Records excerpted from a collection

════════════════

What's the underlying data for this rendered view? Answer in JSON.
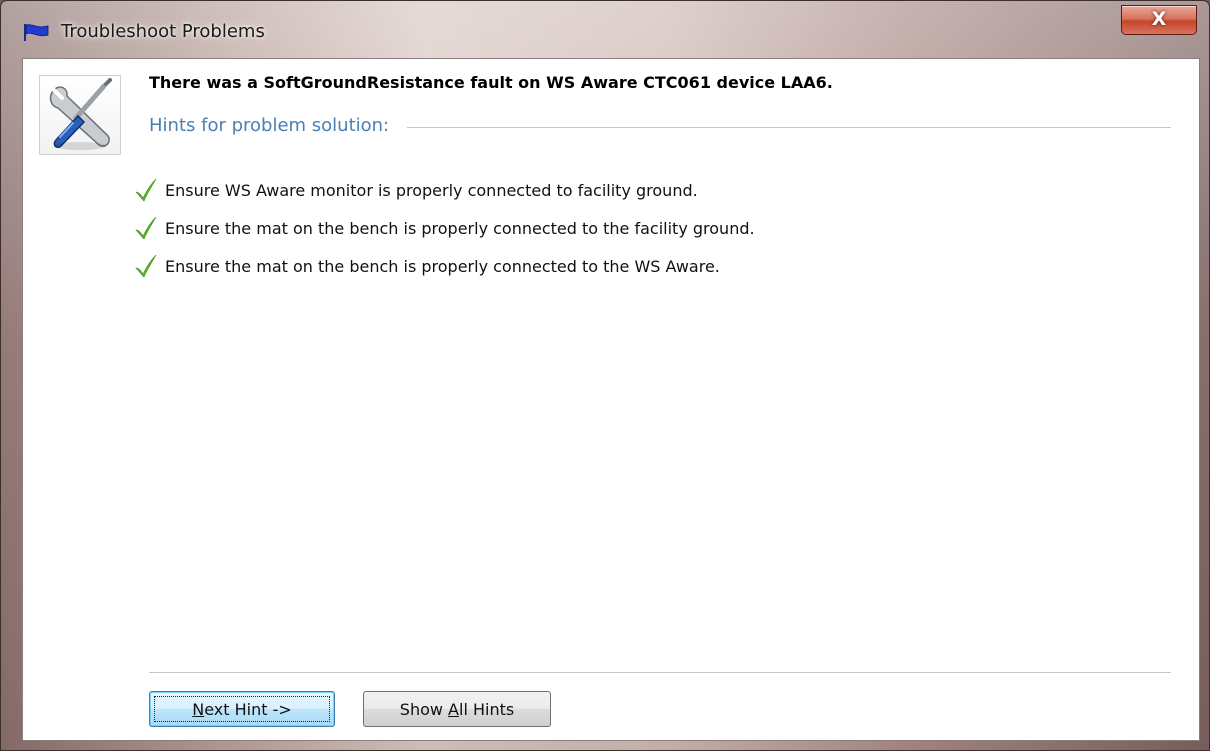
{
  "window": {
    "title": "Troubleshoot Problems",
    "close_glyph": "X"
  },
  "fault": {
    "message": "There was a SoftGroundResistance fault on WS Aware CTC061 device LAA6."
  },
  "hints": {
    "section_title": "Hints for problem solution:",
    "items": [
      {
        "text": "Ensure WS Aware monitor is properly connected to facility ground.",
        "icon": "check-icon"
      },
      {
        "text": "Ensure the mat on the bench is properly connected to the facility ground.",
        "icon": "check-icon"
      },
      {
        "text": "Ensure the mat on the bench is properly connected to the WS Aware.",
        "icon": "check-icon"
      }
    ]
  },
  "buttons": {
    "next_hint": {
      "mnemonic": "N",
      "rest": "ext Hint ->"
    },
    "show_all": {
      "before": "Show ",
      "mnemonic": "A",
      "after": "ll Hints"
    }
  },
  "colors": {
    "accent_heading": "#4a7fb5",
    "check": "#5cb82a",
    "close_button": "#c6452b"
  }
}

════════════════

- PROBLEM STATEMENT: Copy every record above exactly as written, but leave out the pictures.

- TASK ANSWER:
What's the underlying data for this rendered view? Answer in JSON.
{
  "window": {
    "title": "Troubleshoot Problems",
    "close_glyph": "X"
  },
  "fault": {
    "message": "There was a SoftGroundResistance fault on WS Aware CTC061 device LAA6."
  },
  "hints": {
    "section_title": "Hints for problem solution:",
    "items": [
      {
        "text": "Ensure WS Aware monitor is properly connected to facility ground.",
        "icon": "check-icon"
      },
      {
        "text": "Ensure the mat on the bench is properly connected to the facility ground.",
        "icon": "check-icon"
      },
      {
        "text": "Ensure the mat on the bench is properly connected to the WS Aware.",
        "icon": "check-icon"
      }
    ]
  },
  "buttons": {
    "next_hint": {
      "mnemonic": "N",
      "rest": "ext Hint ->"
    },
    "show_all": {
      "before": "Show ",
      "mnemonic": "A",
      "after": "ll Hints"
    }
  },
  "colors": {
    "accent_heading": "#4a7fb5",
    "check": "#5cb82a",
    "close_button": "#c6452b"
  }
}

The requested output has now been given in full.